July 9, 2015
DALLAS (SMU) – Before he became diplomat-in-residence and adjunct professor of political science with SMU’s John G. Tower Center for Political Studies, Robert Jordan served from 2001-03 as U.S. Ambassador to Saudi Arabia. When Jordan was first nominated to the posting, it was a time of peace. By the time he assumed the job, terrorists had struck the twin towers on 9/11 and the world had changed.

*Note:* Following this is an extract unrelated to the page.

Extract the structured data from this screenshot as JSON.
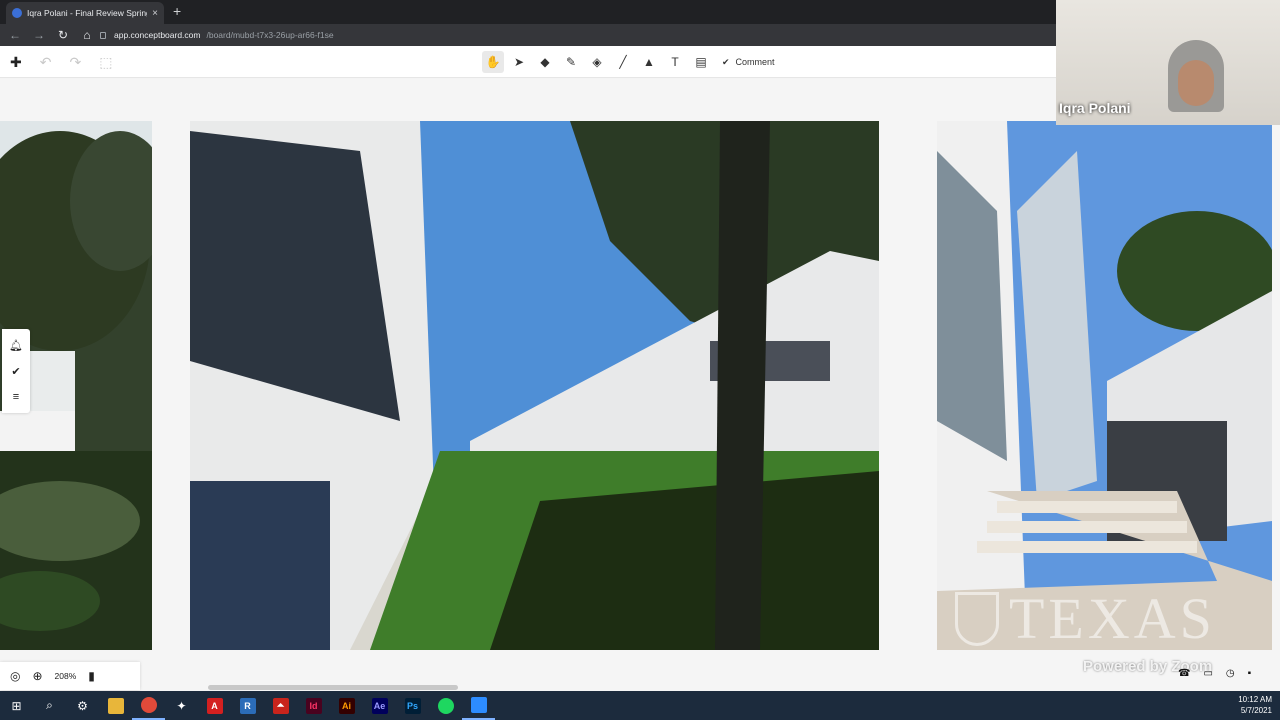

In his new book, Desert Diplomat: Inside Saudi Arabia Following 9/11 (Potomac Books, Inc, 2015), Jordan recounts his two-year stint as ambassador to Saudi Arabia, where he worked closely with Crown Prince Abdullah and other Saudi leaders on sensitive issues, such as terrorism and human rights, while also maintaining the Saudi’s cooperation with American interests in Afghanistan and Iraq.
Desert Diplomat turns an eye on American politics, as well. Jordan reflects on experiences with Washington’s power players, such as President George W. Bush; Vice President Dick Cheney; cabinet members Colin Powell, Donald Rumsfeld and Condoleezza Rice; CIA Director George Tenet and U.S. Army Gen. Tommy Franks, and takes a close look at the sometimes-dysfunctional crossroads of American foreign policy, warfare and intelligence gathering.
Jordan, who joined SMU in 2005, will teach “Government and Politics of the Middle East” this fall.
Listen to Robert Jordan discuss Desert Diplomat on KERA’s THINK.